Hurling match at "Wallace. An interesting game of hurling for the championship of Victoria was' played at Wallace on Monday be tween the Bungaree and Erin-go Bragh (Melbourne) teams.- The visitors arrived by the 10.30 a.m. tram, and were met at the local rail way station by the officers of the Buugaree Club. A large crowd of people assembled to witness the game, in which the Eriu-go-Bragh players won easily by 5 goals to 1. After the match the victors were entertained at a banquet at O'Neil's hotel; A ball, held in the Wallace liall in honor of the occasion, fol-1 lowed. j
POSITION OF THE HEAD IN SLEEP [Newspaper Article] — Gordon, Egerton and Ballan Advertiser — 12 June 1914
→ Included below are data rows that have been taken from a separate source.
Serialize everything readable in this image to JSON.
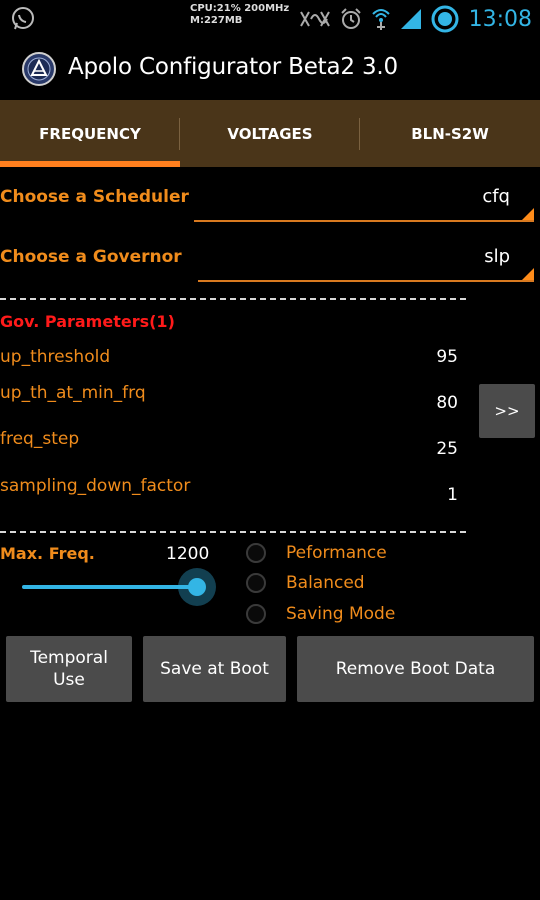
{
  "status_bar": {
    "cpu_line1": "CPU:21% 200MHz",
    "cpu_line2": "M:227MB",
    "time": "13:08",
    "icons": [
      "whatsapp-icon",
      "signal-blocked-icon",
      "alarm-icon",
      "wifi-icon",
      "cell-signal-icon",
      "battery-icon"
    ]
  },
  "action_bar": {
    "title": "Apolo Configurator Beta2 3.0"
  },
  "tabs": [
    {
      "label": "FREQUENCY",
      "active": true
    },
    {
      "label": "VOLTAGES",
      "active": false
    },
    {
      "label": "BLN-S2W",
      "active": false
    }
  ],
  "scheduler": {
    "label": "Choose a Scheduler",
    "value": "cfq"
  },
  "governor": {
    "label": "Choose a Governor",
    "value": "slp"
  },
  "gov_params": {
    "title": "Gov. Parameters(1)",
    "items": [
      {
        "name": "up_threshold",
        "value": "95"
      },
      {
        "name": "up_th_at_min_frq",
        "value": "80"
      },
      {
        "name": "freq_step",
        "value": "25"
      },
      {
        "name": "sampling_down_factor",
        "value": "1"
      }
    ],
    "next_label": ">>"
  },
  "max_freq": {
    "label": "Max. Freq.",
    "value": "1200",
    "slider_fraction": 1.0
  },
  "modes": [
    {
      "label": "Peformance",
      "checked": false
    },
    {
      "label": "Balanced",
      "checked": false
    },
    {
      "label": "Saving Mode",
      "checked": false
    }
  ],
  "buttons": {
    "temporal": "Temporal Use",
    "save_boot": "Save at Boot",
    "remove_boot": "Remove Boot Data"
  },
  "colors": {
    "accent_orange": "#ff8c1a",
    "label_orange": "#f08c1c",
    "holo_blue": "#33b5e5",
    "title_red": "#ff1a1a",
    "tab_bg": "#4a3519"
  }
}
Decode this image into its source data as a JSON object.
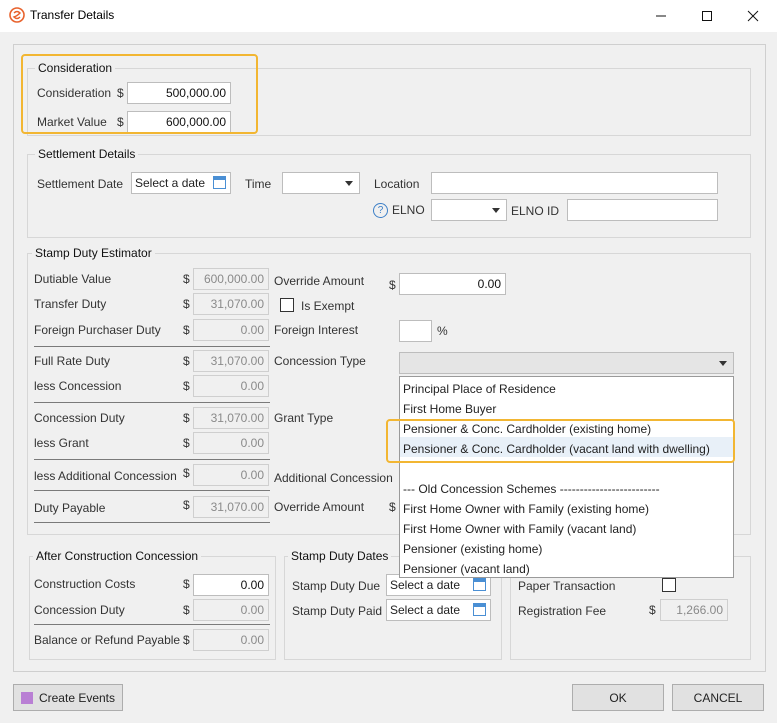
{
  "window": {
    "title": "Transfer Details"
  },
  "consideration": {
    "title": "Consideration",
    "consideration_label": "Consideration",
    "consideration_value": "500,000.00",
    "market_label": "Market Value",
    "market_value": "600,000.00",
    "currency": "$"
  },
  "settlement": {
    "title": "Settlement Details",
    "date_label": "Settlement Date",
    "date_placeholder": "Select a date",
    "time_label": "Time",
    "location_label": "Location",
    "elno_label": "ELNO",
    "elno_id_label": "ELNO ID"
  },
  "estimator": {
    "title": "Stamp Duty Estimator",
    "dutiable_label": "Dutiable Value",
    "dutiable_value": "600,000.00",
    "transfer_label": "Transfer Duty",
    "transfer_value": "31,070.00",
    "foreign_label": "Foreign Purchaser Duty",
    "foreign_value": "0.00",
    "full_rate_label": "Full Rate Duty",
    "full_rate_value": "31,070.00",
    "less_concession_label": "less Concession",
    "less_concession_value": "0.00",
    "concession_duty_label": "Concession Duty",
    "concession_duty_value": "31,070.00",
    "less_grant_label": "less Grant",
    "less_grant_value": "0.00",
    "less_add_label": "less Additional Concession",
    "less_add_value": "0.00",
    "duty_payable_label": "Duty Payable",
    "duty_payable_value": "31,070.00",
    "override_label": "Override Amount",
    "override_value": "0.00",
    "exempt_label": "Is Exempt",
    "foreign_interest_label": "Foreign Interest",
    "percent": "%",
    "concession_type_label": "Concession Type",
    "grant_type_label": "Grant Type",
    "additional_concession_label": "Additional Concession",
    "override2_label": "Override Amount"
  },
  "concession_options": [
    "Principal Place of Residence",
    "First Home Buyer",
    "Pensioner & Conc. Cardholder (existing home)",
    "Pensioner & Conc. Cardholder (vacant land with dwelling)",
    "--- Old Concession Schemes -------------------------",
    "First Home Owner with Family (existing home)",
    "First Home Owner with Family (vacant land)",
    "Pensioner (existing home)",
    "Pensioner (vacant land)"
  ],
  "after_construction": {
    "title": "After Construction Concession",
    "costs_label": "Construction Costs",
    "costs_value": "0.00",
    "duty_label": "Concession Duty",
    "duty_value": "0.00",
    "balance_label": "Balance or Refund Payable",
    "balance_value": "0.00"
  },
  "stamp_dates": {
    "title": "Stamp Duty Dates",
    "due_label": "Stamp Duty Due",
    "paid_label": "Stamp Duty Paid",
    "placeholder": "Select a date"
  },
  "other": {
    "paper_label": "Paper Transaction",
    "reg_fee_label": "Registration Fee",
    "reg_fee_value": "1,266.00"
  },
  "buttons": {
    "create_events": "Create Events",
    "ok": "OK",
    "cancel": "CANCEL"
  },
  "colors": {
    "highlight": "#f2b632",
    "accent": "#3c7fc7",
    "logo": "#e8622c"
  }
}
POSITION OF THE HEAD IN SLEEP Custom lias imposed the use of the bolster and the pillow, but it does not of necessity follow that they are ad vantageous or conducive to- sound vlcep. Physiologically, we are entitled to entertain a doubt, seeing that phy siologists are still unable to state au thoritatively whether the brain in sleep is conegsted or anaemic. The general experience is that the lower the head the deeper is the sleep, and vice versa. Apart from morbid con ditions which render it impossible to some persons to sleep wltlt the head low—conditions which vary ad infini tum from mere preference for a thick bolster to positive orthopnoea—habit, and, possibly, physiological conforma tion, render the head-low position In bed intolerable to some. It is urged against the use of these supports that tliey infiict a constrain ed pasition of the neck, which inter feres with the passage of blood to and from the brain, and * contracts the thorax. On the other hand, unless one lies on th...